Scorpion toxins that affect sodium channel (NaCh) gating in excitable cells are divided into alpha- and beta-classes. Whereas alpha-toxins have been found in scorpions throughout the world, anti-mammalian beta-toxins have been assigned, thus far, to 'New World' scorpions while anti-insect selective beta-toxins (depressant and excitatory) have been described only in the 'Old World'. This distribution suggested that diversification of beta-toxins into distinct pharmacological groups occurred after the separation of the continents, 150 million years ago. We have characterized a unique toxin, Lqhbeta1, from the 'Old World' scorpion, Leiurus quinquestriatus hebraeus, that resembles in sequence and activity both 'New World'beta-toxins as well as 'Old World' depressant toxins. Lqhbeta1 competes, with apparent high affinity, with anti-insect and anti-mammalian beta-toxins for binding to cockroach and rat brain synaptosomes, respectively.
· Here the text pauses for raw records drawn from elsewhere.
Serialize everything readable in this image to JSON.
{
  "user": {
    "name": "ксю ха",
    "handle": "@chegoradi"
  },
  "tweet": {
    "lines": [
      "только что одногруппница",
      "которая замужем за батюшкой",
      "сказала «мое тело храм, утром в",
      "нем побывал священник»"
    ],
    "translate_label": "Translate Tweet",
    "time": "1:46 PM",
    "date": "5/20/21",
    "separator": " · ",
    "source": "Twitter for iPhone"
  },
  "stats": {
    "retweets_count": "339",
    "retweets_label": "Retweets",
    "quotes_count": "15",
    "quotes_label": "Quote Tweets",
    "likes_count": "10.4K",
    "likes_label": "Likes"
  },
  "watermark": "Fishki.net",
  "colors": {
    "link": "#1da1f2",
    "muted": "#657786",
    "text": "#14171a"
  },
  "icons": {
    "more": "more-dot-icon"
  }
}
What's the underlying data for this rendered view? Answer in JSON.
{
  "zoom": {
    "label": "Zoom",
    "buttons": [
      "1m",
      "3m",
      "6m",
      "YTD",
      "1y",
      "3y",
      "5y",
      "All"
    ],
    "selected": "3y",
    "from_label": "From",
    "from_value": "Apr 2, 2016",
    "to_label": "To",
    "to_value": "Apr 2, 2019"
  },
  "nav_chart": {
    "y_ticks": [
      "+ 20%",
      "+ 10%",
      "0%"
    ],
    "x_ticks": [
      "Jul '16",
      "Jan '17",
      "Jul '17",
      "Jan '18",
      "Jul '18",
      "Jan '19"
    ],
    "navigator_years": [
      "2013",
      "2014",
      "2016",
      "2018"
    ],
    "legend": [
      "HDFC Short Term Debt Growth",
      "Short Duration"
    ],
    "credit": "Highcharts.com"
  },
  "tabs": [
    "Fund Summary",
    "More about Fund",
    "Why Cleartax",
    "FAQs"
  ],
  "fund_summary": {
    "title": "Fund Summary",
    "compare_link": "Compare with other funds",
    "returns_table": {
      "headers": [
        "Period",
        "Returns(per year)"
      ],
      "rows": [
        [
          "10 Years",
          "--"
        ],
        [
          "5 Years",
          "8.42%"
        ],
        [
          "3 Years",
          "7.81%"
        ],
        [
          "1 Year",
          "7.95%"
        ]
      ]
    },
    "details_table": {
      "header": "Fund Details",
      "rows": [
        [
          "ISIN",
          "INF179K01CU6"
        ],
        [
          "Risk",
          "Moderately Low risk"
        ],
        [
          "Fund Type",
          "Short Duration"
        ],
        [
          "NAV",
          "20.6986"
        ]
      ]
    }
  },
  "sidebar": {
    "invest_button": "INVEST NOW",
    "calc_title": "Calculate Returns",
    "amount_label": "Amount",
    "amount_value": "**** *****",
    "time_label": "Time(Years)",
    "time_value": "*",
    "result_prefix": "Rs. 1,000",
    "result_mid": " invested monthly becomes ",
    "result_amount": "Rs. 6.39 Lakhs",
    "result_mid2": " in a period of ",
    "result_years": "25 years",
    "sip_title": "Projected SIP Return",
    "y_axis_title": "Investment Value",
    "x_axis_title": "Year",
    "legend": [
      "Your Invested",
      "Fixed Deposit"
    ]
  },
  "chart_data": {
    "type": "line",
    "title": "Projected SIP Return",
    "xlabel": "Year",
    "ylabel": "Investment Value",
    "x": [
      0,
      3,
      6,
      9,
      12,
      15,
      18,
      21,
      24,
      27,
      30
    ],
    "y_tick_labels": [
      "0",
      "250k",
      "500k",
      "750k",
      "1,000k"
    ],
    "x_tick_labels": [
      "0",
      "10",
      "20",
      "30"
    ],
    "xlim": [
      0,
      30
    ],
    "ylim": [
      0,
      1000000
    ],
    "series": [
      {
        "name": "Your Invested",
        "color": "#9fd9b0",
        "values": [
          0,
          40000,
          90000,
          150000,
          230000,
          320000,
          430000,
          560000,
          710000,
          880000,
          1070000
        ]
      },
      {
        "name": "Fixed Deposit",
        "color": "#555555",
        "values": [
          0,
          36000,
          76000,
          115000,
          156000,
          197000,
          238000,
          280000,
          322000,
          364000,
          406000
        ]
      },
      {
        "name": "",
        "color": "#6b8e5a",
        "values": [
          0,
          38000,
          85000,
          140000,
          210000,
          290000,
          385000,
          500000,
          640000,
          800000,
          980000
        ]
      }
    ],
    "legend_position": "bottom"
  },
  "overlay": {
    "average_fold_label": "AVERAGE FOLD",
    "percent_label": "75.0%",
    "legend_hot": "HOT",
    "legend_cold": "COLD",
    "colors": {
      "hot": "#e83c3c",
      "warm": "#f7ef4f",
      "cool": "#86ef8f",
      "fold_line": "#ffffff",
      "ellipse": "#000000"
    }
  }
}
Surprisingly, Lqhbeta1 also competes with an anti-mammalian alpha-toxin on binding to rat brain NaChs. Analysis of Lqhbeta1 effects on rat brain and Drosophila Para NaChs expressed in Xenopus oocytes revealed a shift in the voltage-dependence of activation to more negative membrane potentials and a reduction in sodium peak currents in a manner typifying beta-toxin activity. Moreover, Lqhbeta1 resembles beta-toxins by having a weak effect on cardiac NaChs and a marked effect on rat brain and skeletal muscle NaChs. These multifaceted features suggest that Lqhbeta1 may represent an ancestral beta-toxin group in 'Old World' scorpions that gave rise, after the separation of the continents, to depressant toxins in 'Old World' scorpions and to various beta-toxin subgroups in 'New World' scorpions.
PubMed ID: 12787033
Article link: Eur J Biochem